Quote Originally Posted by bvy View Post
Thanks everyone. I think it might be a lost cause using basic, traditional printing methods. Looking today, the split grade print looks flat also. The scan below was with a dialed in grade 3 filtration. The reporter's face was dodged a bit.

Not a crutch. I only use it as a scanning aid to gauge brightness and set white balance. I don't use it to make prints.

Attachment 59419
you need a shorter print time. Look at the face of the boy on the right. It is over printed.
print time is critical. always has been and always will be. getting the balance between contrast and print time is everything.
The problem you have is that everything on the negative is under exposed which in this case means the scale between black and what you want white in the print is too short for the paper. The only way you can expand that is to increase print contrast. But that requires adjusting print time too and in this case you need to shorten print time to get his face the right tone. But that will makes the whites too white so you will have to burn them in.
One technique is to flash the paper using just white light for a short time. This effectively fogs the paper but only to the point where an extra photon of light will start to show a hint of tone.

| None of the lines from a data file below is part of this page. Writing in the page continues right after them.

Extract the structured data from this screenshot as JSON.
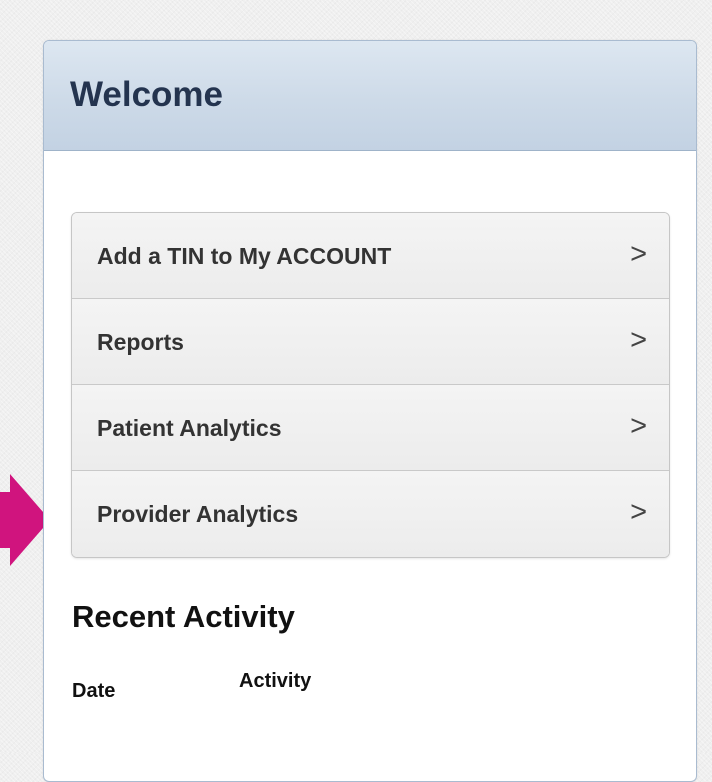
{
  "annotation": {
    "arrow_color": "#d0147e"
  },
  "panel": {
    "title": "Welcome",
    "header_text_color": "#24344f"
  },
  "menu": {
    "items": [
      {
        "label": "Add a TIN to My ACCOUNT",
        "chevron": ">"
      },
      {
        "label": "Reports",
        "chevron": ">"
      },
      {
        "label": "Patient Analytics",
        "chevron": ">"
      },
      {
        "label": "Provider Analytics",
        "chevron": ">"
      }
    ]
  },
  "recent_activity": {
    "title": "Recent Activity",
    "columns": {
      "date": "Date",
      "activity": "Activity"
    }
  }
}
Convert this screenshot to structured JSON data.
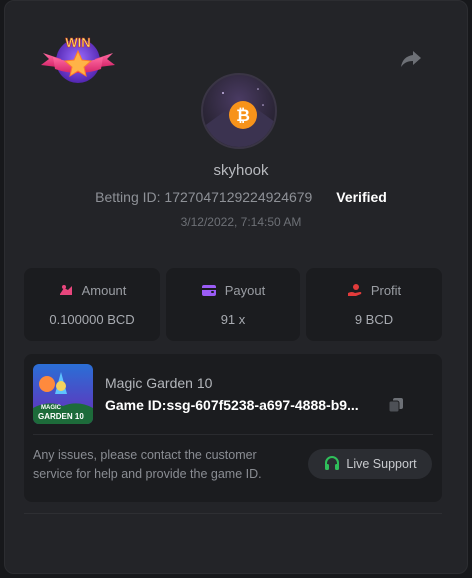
{
  "badge": {
    "text": "WIN"
  },
  "player": {
    "username": "skyhook",
    "betting_id": "Betting ID: 1727047129224924679",
    "verified": "Verified",
    "timestamp": "3/12/2022, 7:14:50 AM"
  },
  "stats": [
    {
      "label": "Amount",
      "value": "0.100000 BCD",
      "icon": "amount-icon",
      "color": "#e8467d"
    },
    {
      "label": "Payout",
      "value": "91 x",
      "icon": "wallet-icon",
      "color": "#9b5cf6"
    },
    {
      "label": "Profit",
      "value": "9 BCD",
      "icon": "profit-icon",
      "color": "#e23b3b"
    }
  ],
  "game": {
    "name": "Magic Garden 10",
    "game_id": "Game ID:ssg-607f5238-a697-4888-b9...",
    "thumb_text_1": "MAGIC",
    "thumb_text_2": "GARDEN 10"
  },
  "support": {
    "message": "Any issues, please contact the customer service for help and provide the game ID.",
    "button_label": "Live Support",
    "accent": "#2fbf5a"
  }
}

If you have a diffusion sheet in your filter set, place it under the lens and expose at f16 for 2 seconds prior to making your main exposure at grade 3. You may need to experiment with time for this but get it right and you won't need to do any burning or dodging of faces or whites providing your main exposure time is good.